Your objective → Would you set down every entry shown below, precisely as written?

The input →
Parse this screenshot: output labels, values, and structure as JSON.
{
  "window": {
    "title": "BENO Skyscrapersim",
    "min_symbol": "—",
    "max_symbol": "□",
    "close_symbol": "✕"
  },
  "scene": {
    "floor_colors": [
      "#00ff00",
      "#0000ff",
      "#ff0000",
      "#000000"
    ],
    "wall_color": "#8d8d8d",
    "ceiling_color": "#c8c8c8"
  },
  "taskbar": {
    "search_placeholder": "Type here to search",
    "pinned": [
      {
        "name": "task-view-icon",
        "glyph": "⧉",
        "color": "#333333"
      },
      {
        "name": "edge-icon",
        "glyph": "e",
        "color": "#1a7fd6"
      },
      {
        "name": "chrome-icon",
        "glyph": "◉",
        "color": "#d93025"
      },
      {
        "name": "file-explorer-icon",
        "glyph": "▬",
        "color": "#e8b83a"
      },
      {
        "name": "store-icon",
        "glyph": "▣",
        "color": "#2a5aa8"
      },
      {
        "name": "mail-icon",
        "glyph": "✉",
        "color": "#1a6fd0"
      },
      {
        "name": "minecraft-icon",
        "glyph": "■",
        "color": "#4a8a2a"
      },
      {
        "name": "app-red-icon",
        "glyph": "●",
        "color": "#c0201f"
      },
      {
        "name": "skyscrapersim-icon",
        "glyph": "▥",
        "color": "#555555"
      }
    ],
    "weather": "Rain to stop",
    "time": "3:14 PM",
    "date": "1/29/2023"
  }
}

Task output →
Parse this screenshot: output labels, values, and structure as JSON.
{
  "window": {
    "title": "BENO Skyscrapersim",
    "min_symbol": "—",
    "max_symbol": "□",
    "close_symbol": "✕"
  },
  "scene": {
    "floor_colors": [
      "#00ff00",
      "#0000ff",
      "#ff0000",
      "#000000"
    ],
    "wall_color": "#8d8d8d",
    "ceiling_color": "#c8c8c8"
  },
  "taskbar": {
    "search_placeholder": "Type here to search",
    "pinned": [
      {
        "name": "task-view-icon",
        "glyph": "⧉",
        "color": "#333333"
      },
      {
        "name": "edge-icon",
        "glyph": "e",
        "color": "#1a7fd6"
      },
      {
        "name": "chrome-icon",
        "glyph": "◉",
        "color": "#d93025"
      },
      {
        "name": "file-explorer-icon",
        "glyph": "▬",
        "color": "#e8b83a"
      },
      {
        "name": "store-icon",
        "glyph": "▣",
        "color": "#2a5aa8"
      },
      {
        "name": "mail-icon",
        "glyph": "✉",
        "color": "#1a6fd0"
      },
      {
        "name": "minecraft-icon",
        "glyph": "■",
        "color": "#4a8a2a"
      },
      {
        "name": "app-red-icon",
        "glyph": "●",
        "color": "#c0201f"
      },
      {
        "name": "skyscrapersim-icon",
        "glyph": "▥",
        "color": "#555555"
      }
    ],
    "weather": "Rain to stop",
    "time": "3:14 PM",
    "date": "1/29/2023"
  }
}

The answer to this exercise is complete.